Print :

Why the EU needs an institutional reform of its external relations

by Federio Santopinto, researcher at GRIP

19 June 2007
The role of the European Union (EU) in the international arena is not easy to understand. In the fields of trade and development cooperation the EU has been able to impose itself as an important actor, thanks to the effectiveness of its powers and the clarity of the existing procedures. But when it comes to diplomacy or security, things get more complicated. During the last years the European Institutions have certainly acquired important powers in the fields of foreign, security and defence policies (CFSP, ESDP), but the complexity of the institutional mechanisms ruling these competences and the unanimity system didn’t allow the EU to impose itself in a clearly defined role on the international arena. Thus, the result is a confusing framework, from which the EU appears and disappears according to the topic and the mood of the European Council members. Kosovo, Russia, Iraq, Iran, Middle East, Africa: when it doesn’t evaporate, the EU faces the great international security challenges each time in a different way and with a very variable influence capability ...
Read more:

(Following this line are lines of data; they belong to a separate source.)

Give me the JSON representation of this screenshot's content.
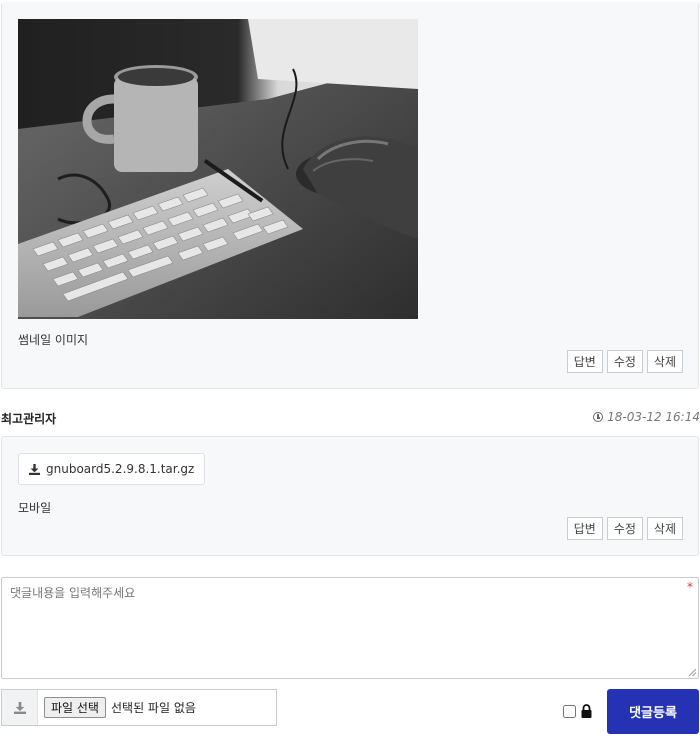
{
  "post": {
    "image_caption": "썸네일 이미지",
    "actions": [
      "답변",
      "수정",
      "삭제"
    ]
  },
  "comment": {
    "author": "최고관리자",
    "date": "18-03-12 16:14",
    "attachment": "gnuboard5.2.9.8.1.tar.gz",
    "body": "모바일",
    "actions": [
      "답변",
      "수정",
      "삭제"
    ]
  },
  "form": {
    "placeholder": "댓글내용을 입력해주세요",
    "required_mark": "*",
    "choose_file_label": "파일 선택",
    "no_file_label": "선택된 파일 없음",
    "submit_label": "댓글등록"
  },
  "colors": {
    "accent": "#2532b4",
    "required": "#e03b3b"
  }
}
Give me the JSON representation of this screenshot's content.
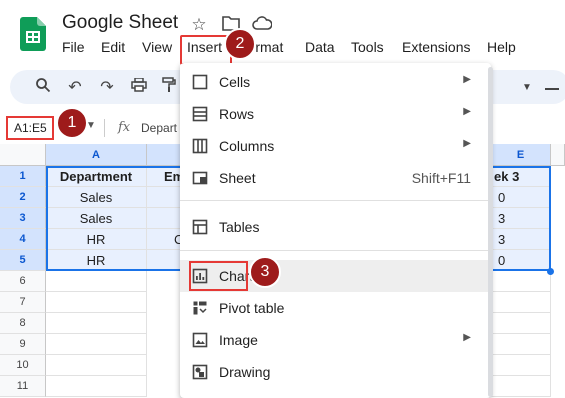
{
  "app": {
    "title": "Google Sheet"
  },
  "menubar": [
    "File",
    "Edit",
    "View",
    "Insert",
    "Format",
    "Data",
    "Tools",
    "Extensions",
    "Help"
  ],
  "namebox": {
    "value": "A1:E5"
  },
  "formula": {
    "text": "Depart"
  },
  "columns": [
    "A",
    "",
    "",
    "",
    "E"
  ],
  "rows": [
    "1",
    "2",
    "3",
    "4",
    "5",
    "6",
    "7",
    "8",
    "9",
    "10",
    "11"
  ],
  "grid": [
    [
      "Department",
      "Em",
      "ek 3"
    ],
    [
      "Sales",
      "",
      "0"
    ],
    [
      "Sales",
      "",
      "3"
    ],
    [
      "HR",
      "C",
      "3"
    ],
    [
      "HR",
      "",
      "0"
    ]
  ],
  "insert_menu": {
    "items": [
      {
        "label": "Cells",
        "icon": "cell-icon",
        "submenu": true
      },
      {
        "label": "Rows",
        "icon": "rows-icon",
        "submenu": true
      },
      {
        "label": "Columns",
        "icon": "columns-icon",
        "submenu": true
      },
      {
        "label": "Sheet",
        "icon": "sheet-icon",
        "shortcut": "Shift+F11"
      },
      {
        "label": "Tables",
        "icon": "table-icon"
      },
      {
        "label": "Chart",
        "icon": "chart-icon"
      },
      {
        "label": "Pivot table",
        "icon": "pivot-table-icon"
      },
      {
        "label": "Image",
        "icon": "image-icon",
        "submenu": true
      },
      {
        "label": "Drawing",
        "icon": "drawing-icon"
      }
    ]
  },
  "badges": {
    "one": "1",
    "two": "2",
    "three": "3"
  },
  "colors": {
    "accent": "#1a73e8",
    "badge": "#9e1b1b",
    "highlight": "#e53935",
    "sheets_green": "#0f9d58"
  }
}
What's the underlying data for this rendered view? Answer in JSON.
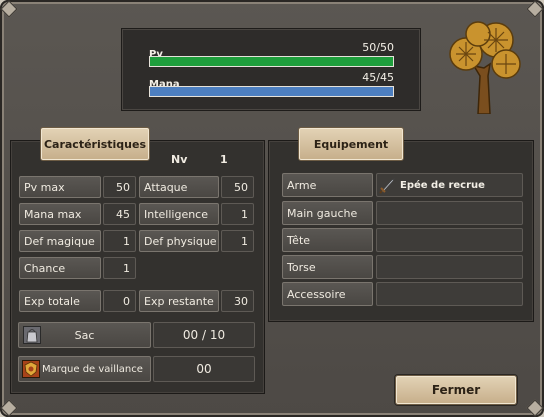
{
  "status": {
    "hp_label": "Pv",
    "hp_value": "50/50",
    "hp_fraction": 1.0,
    "hp_color": "#1e9e3c",
    "mana_label": "Mana",
    "mana_value": "45/45",
    "mana_fraction": 1.0,
    "mana_color": "#4d7fc0"
  },
  "characteristics": {
    "tab_label": "Caractéristiques",
    "level_label": "Nv",
    "level_value": "1",
    "stats": [
      {
        "label": "Pv max",
        "value": "50"
      },
      {
        "label": "Attaque",
        "value": "50"
      },
      {
        "label": "Mana max",
        "value": "45"
      },
      {
        "label": "Intelligence",
        "value": "1"
      },
      {
        "label": "Def magique",
        "value": "1"
      },
      {
        "label": "Def physique",
        "value": "1"
      },
      {
        "label": "Chance",
        "value": "1"
      }
    ],
    "exp_total_label": "Exp totale",
    "exp_total_value": "0",
    "exp_remaining_label": "Exp restante",
    "exp_remaining_value": "30",
    "bag_label": "Sac",
    "bag_value": "00 / 10",
    "badge_label": "Marque de vaillance",
    "badge_value": "00"
  },
  "equipment": {
    "tab_label": "Equipement",
    "slots": [
      {
        "label": "Arme",
        "item": "Epée de recrue",
        "item_icon": "sword-icon"
      },
      {
        "label": "Main gauche",
        "item": ""
      },
      {
        "label": "Tête",
        "item": ""
      },
      {
        "label": "Torse",
        "item": ""
      },
      {
        "label": "Accessoire",
        "item": ""
      }
    ]
  },
  "close_label": "Fermer"
}
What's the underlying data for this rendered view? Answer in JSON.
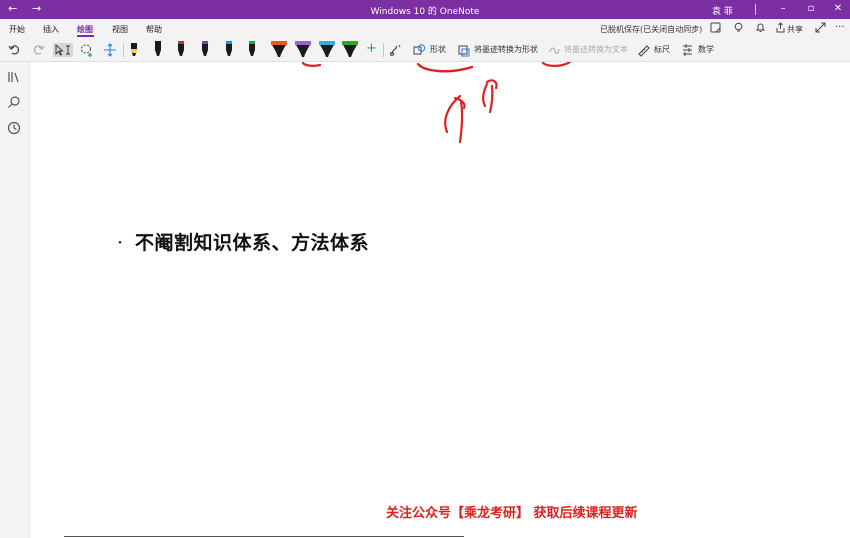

© 2012, GRIP • Group for Research and Information on Peace and Security
Rue de la Consolation 70, B-1030 Bruxelles - Tel.: +32.2.2418420 - Fax : +32.2.2451933
Web : - Email :
Reproduction of information from this site is authorised, except for commercial purposes, provided the source and the name of the author are acknowledged.